Walking again after paralysis
“The first time that I stood up… it was like when you start a run. Now you are a starter for the challenge – the game has begun!”
Michel Roccati was 27 years old when he was paralysed in a motorbike accident in 2017. “An animal crossed the road and made me lose control of my motorbike,” Michel tells This Is MedTech. “I broke my back at different points and at the level T6 I had a complete spinal cord injury,” he continues. The injury left Michel with leg paralysis and reduced stability in his trunk.
Despite the severity of his injuries, Michel knew he would find a solution. Then, at a scientific conference, he heard about a system that used electrical stimulation to reactivate spinal neurons.
“I proposed myself for the research, but my injury was too severe,” Michel explains. So, Michel focused his attention on training to strengthen his trunk and maintain the elasticity of the muscles and the sequence of walking in his brain. But, in 2020, he got the call.
Michel had the opportunity to take part in a study involving a new, more sophisticated spinal implant controlled by artificial intelligence software. The implant was developed to specifically target the areas of the spinal cord involved in leg and lower trunk movement. Furthermore, a series of activity-specific stimulation programs, delivered through a portable tablet, would enable the implant to stimulate the spinal cord in the way the brain would do naturally during each activity, allowing the user to stand and walk using the device soon after implantation.

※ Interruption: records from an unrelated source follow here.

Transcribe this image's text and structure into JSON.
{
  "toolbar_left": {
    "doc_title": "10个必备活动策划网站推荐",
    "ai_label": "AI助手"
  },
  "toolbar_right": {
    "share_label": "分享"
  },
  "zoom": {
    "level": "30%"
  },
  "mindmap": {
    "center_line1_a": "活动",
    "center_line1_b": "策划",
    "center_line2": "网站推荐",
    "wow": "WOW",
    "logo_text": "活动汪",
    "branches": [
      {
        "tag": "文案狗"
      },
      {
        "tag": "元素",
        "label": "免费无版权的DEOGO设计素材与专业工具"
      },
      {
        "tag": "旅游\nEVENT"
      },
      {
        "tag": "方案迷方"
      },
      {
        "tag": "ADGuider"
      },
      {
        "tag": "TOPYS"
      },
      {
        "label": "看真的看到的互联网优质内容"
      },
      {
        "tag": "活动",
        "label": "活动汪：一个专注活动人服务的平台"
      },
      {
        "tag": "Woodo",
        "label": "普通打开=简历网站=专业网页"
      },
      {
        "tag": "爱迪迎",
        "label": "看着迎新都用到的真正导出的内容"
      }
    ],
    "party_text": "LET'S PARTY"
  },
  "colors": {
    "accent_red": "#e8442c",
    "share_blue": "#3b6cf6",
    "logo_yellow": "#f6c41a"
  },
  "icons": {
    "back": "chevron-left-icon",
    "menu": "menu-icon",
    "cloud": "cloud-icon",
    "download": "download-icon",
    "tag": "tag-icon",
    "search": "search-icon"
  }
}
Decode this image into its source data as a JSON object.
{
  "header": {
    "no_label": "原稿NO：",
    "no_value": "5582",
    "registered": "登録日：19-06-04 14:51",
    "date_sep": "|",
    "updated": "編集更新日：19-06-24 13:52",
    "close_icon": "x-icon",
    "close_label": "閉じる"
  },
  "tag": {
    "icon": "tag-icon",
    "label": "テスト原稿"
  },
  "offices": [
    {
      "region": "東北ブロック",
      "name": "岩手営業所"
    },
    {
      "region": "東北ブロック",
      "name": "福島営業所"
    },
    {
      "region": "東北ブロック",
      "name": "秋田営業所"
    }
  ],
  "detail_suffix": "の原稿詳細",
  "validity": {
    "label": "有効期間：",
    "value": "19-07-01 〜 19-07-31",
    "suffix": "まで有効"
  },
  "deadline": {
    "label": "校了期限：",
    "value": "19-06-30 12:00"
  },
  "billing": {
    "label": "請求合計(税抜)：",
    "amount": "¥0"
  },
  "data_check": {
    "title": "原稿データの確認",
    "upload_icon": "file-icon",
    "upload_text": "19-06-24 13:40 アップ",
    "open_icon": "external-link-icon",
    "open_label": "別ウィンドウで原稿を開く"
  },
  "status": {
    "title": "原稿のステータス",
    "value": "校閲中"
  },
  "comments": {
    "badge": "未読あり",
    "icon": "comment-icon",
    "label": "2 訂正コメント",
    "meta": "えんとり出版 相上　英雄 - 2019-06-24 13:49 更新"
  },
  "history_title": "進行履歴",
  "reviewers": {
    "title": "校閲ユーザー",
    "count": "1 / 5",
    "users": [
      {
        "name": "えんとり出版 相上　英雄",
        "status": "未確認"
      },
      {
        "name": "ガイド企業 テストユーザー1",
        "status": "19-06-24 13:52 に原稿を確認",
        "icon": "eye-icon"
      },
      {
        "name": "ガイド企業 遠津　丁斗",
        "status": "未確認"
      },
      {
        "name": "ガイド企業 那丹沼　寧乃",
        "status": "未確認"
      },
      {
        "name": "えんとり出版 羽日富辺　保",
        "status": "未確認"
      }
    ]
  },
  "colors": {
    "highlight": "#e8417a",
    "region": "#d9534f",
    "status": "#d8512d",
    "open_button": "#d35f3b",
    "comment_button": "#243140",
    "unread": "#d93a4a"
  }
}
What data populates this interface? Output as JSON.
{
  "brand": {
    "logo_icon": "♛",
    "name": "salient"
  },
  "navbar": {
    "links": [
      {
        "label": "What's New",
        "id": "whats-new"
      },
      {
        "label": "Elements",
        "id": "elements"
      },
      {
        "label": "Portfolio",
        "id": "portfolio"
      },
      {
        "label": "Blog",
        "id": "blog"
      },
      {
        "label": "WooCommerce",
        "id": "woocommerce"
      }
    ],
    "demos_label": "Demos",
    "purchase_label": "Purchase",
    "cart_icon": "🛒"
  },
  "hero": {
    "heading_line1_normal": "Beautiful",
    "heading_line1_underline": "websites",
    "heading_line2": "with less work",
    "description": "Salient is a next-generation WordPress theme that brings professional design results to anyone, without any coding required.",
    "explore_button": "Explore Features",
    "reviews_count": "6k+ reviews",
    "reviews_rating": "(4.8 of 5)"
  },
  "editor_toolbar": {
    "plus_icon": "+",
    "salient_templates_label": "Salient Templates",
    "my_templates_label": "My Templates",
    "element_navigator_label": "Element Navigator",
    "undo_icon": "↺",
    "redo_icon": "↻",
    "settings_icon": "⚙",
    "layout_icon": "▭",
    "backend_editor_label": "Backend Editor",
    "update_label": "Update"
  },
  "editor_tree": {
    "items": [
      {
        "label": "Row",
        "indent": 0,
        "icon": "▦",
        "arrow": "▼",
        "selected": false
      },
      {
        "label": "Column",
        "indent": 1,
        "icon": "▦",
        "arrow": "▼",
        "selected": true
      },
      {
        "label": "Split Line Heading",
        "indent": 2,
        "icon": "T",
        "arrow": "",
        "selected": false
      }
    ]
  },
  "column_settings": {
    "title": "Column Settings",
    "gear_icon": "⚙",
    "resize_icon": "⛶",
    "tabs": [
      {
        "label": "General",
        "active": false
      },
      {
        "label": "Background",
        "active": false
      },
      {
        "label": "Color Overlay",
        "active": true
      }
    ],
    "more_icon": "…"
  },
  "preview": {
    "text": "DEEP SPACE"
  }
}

The first time Michel stood using the implant he was lost for words. “I just saw the mirror in front of me and I think my face spoke for me,” he recalls. Michel went on to take steps on a treadmill with his body weight supported, pedal a motorised bike and use his legs to swim.
After several months of rehabilitation, Michel was able to stand and walk independently using a walker with remote control buttons that connected wirelessly to the tablet delivering the stimulation programs, and even enjoy a drink standing at a bar. Now, he continues to use the technology at his home in Italy.
“I have specific stimulation programs for standing, walking, going up and down stairs, swimming, cycling and using the machines in my gym,” Michel explains. “I use the stimulation in my workplace to stand up and speak in a standing position at the same level as my clients and at home to do things like cooking and showering. More importantly, when I visit my friends – who all live on the first floor or second floor – I can make the stairs! I don’t need help. I just need crutches where I put the button to make the stairs and I can do it alone.”
While the technology is not available outside of clinical trials at present, the developers are working to turn their discoveries into a genuine treatment option available throughout the world. Meanwhile, Michel is focused on improving his walking and his immediate goal of walking 1 km. He also shares his daily experience and training with others on social media. “It is important as the goal is to make this technology available for everyone in the future,” he says.